Can surgeons identify aphasia risks when removing a brain tumor? To find out, researchers at Clinicum Rechts der Isar of the Technical University of Munich (TUM) are analyzing the brain as a network. In a current study of 60 patients, they actually achieved an accuracy rate with three-quarters of their expectations.

Determine the risk of aphasia associated with surgery after removal of a brain tumor
Using a special form of MRI known as germline imaging, TUM scientists produce 3D representations of networks of neural pathways in the brain. Image credit: Technical University of Munich (TUM)

Brain tumors are relatively rare. According to the German Society of Neurology, the annual incidence is about five cases per 100,000 population. “But in most cases surgical removal of the tumor is unavoidable,” says Professor Sandro Krieg, who estimates that a glioma – a common type of brain tumor – is removed at the Klinikum Rechts der Isar of the Technical University of Munich (TUM). “On an almost daily basis.”

Depending on the tumor, Craig and colleagues develop individualized treatment and surgical strategies. Crucial point: healthy tissue must be preserved as far as possible and any structures that may lead to further restrictions must not be damaged. “Aphasia” is a term for speech impairment after surgery, for example. “We want accurate knowledge of the risk of aphasia before the operation.”

The chief physician at the Clinic for Neurosurgery at the Klinikum Rechts der Isar has been studying preoperative brain mapping for more than 10 years. “We have long known the basic locations in the brain that are responsible for functions such as movement or speech. But it has only been in the past five years or so that we have begun to analyze the brain network to see how different regions work together, for example to enable a person to speak. There is something One is clear: there is no language center as such. Instead, the structure is more like several hubs or nodes of a large network through which speech can be made.

Brain tumor: making predictions through machine learning

Analysis of brain network properties – referred to as neural network analysis – a process Professor Craig’s team has been using for almost two years – plays a key role in the current research. “This way we determine the number of connections in individual brain regions,” says Professor Craig. “We have since begun to assign functions more precisely to regions of the brain.”

TUM scientists Dr. Haosu Zhang and Dr. Sebastian Ille have mapped anatomical layers of the brain responsible for speech capabilities. The process is as follows: “With a special form of MRI known as tractography, we produce three-dimensional representations of the networks and subnetworks of neural pathways in the brain,” Chang explains.

This network analysis is supported by the process of transcranial magnetic stimulation, in which a targeted magnetic pulse inhibits neurons in the fiber pathways responsible for speech. This causes a temporary speech impairment in the patient that is identifiable in the video analysis. It enables researchers to pinpoint the regions of the brain responsible for speech.

We combine so-called neural network parameters from imaging of the nervous system with information regarding a patient’s speech function.”

Dr. Haosu Zhang, TUM Scientist
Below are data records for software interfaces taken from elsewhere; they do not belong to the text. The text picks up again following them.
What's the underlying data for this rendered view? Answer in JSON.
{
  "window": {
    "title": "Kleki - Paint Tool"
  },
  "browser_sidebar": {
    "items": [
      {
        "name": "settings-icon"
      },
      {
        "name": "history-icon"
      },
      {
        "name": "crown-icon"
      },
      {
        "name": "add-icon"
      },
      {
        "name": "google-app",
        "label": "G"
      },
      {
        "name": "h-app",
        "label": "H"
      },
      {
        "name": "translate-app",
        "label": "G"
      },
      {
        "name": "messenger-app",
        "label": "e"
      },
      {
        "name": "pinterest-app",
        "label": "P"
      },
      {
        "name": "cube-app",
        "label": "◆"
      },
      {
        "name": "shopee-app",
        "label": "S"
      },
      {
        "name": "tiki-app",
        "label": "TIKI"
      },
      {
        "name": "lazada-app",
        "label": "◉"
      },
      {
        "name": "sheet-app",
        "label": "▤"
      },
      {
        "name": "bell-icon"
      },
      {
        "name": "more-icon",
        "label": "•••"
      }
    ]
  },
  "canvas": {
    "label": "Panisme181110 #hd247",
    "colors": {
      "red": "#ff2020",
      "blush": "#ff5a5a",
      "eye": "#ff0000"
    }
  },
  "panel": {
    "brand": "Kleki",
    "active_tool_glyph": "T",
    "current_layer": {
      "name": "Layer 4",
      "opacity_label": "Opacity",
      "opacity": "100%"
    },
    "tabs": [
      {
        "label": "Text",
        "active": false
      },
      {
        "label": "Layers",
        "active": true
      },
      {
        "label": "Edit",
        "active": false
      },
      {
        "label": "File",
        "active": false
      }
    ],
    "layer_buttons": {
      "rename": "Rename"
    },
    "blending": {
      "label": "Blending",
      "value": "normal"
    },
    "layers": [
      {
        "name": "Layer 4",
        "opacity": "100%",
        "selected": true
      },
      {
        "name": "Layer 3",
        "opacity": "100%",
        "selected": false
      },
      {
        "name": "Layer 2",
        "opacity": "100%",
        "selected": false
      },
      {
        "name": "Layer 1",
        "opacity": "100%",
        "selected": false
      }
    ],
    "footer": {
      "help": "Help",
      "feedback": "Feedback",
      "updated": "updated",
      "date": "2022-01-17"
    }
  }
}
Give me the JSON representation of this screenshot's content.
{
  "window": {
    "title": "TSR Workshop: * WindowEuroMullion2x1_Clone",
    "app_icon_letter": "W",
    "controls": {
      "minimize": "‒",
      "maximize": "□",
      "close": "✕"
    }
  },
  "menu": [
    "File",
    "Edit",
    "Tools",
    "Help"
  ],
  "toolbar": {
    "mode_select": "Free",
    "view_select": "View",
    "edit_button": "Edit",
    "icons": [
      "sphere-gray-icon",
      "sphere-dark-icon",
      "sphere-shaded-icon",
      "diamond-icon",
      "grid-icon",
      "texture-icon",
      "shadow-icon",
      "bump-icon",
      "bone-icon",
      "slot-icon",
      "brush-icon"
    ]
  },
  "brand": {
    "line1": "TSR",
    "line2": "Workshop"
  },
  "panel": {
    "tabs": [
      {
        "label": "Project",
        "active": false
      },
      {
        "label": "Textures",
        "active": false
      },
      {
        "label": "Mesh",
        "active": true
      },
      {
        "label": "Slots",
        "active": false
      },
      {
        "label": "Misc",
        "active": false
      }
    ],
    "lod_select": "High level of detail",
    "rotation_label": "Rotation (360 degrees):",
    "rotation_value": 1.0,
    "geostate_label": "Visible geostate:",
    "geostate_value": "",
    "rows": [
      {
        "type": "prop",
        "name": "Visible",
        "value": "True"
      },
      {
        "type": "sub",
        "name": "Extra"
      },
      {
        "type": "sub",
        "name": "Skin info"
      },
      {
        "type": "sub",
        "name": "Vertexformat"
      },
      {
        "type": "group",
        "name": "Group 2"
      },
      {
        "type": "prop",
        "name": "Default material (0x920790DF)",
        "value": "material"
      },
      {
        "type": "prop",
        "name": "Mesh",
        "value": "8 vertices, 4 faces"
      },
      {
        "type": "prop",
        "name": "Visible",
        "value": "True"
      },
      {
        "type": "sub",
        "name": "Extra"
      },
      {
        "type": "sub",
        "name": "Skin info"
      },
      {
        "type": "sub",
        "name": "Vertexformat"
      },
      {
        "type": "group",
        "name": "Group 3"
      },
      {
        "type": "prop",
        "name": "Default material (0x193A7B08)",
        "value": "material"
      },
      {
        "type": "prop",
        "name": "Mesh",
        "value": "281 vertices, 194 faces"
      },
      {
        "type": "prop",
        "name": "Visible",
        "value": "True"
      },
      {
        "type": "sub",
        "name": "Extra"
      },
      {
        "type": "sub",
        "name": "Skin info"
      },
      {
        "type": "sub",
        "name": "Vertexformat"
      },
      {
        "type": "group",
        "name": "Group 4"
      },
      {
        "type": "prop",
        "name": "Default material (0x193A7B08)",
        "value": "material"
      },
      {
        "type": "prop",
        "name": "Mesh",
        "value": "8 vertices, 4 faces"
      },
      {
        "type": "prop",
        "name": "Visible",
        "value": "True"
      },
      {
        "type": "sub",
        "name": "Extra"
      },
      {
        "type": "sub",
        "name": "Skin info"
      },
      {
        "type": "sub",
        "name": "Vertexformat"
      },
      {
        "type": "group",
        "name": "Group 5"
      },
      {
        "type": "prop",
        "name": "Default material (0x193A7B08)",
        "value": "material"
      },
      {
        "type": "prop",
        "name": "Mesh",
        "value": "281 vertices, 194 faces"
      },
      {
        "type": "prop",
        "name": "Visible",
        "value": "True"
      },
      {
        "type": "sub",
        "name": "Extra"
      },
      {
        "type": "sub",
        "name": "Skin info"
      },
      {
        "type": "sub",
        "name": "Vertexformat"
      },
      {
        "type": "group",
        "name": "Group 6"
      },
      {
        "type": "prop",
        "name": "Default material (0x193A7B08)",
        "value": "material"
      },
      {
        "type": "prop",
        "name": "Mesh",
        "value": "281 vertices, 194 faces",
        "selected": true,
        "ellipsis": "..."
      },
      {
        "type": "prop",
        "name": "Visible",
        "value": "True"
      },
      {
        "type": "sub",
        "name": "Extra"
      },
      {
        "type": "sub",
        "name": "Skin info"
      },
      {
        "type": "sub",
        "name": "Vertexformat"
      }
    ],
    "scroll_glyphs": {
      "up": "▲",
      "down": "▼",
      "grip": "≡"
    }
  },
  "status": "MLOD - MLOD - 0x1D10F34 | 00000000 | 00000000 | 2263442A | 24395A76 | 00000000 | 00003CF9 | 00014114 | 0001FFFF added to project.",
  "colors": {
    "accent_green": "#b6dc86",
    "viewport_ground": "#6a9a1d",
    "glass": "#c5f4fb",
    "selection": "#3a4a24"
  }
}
What makes Zhang and Ille’s algorithm special: It produces “statistically significant parameters” – data that can be used to train a machine learning model and thus to locate the speech of individual patients. It may seem as complicated as using different methods of analysis – the defining characteristic of the method is its simplicity: the entire analytical process works without complex algorithms or powerful computers. “The data we use is from routine hospital exams,” says Zhang.

Network analysis: 73% accuracy in predicting speech impairment

In a recent study of 60 patients, researchers at the Klinikum rechts der Isar showed that this composite analysis could predict with great accuracy (73%) whether surgery would cause speech difficulties (postoperative aphasia). “It’s very important to be able to make these predictions,” Craig says. He’s excited about the possibility of being able to identify risk more accurately by means of “real network analysis” and having concrete data to support his brain mapping.

Moreover: With the help of machine learning, predictions will get better over time. But for this, researchers will need more patient data to train machine learning algorithms. “It’s the only approach that can use big data to predict the risks of surgery,” says Professor Craig, who now plans to find more patients to take part in his research. He believes that even “a few hundred” patients would be sufficient for highly accurate predictions.


Journal reference:

Eli, S.; et al. (2022) Preoperative function‐specific retinal analysis predicting surgery-related aphasia after glioma resection. Mapping the human brain.


Source link

Related Posts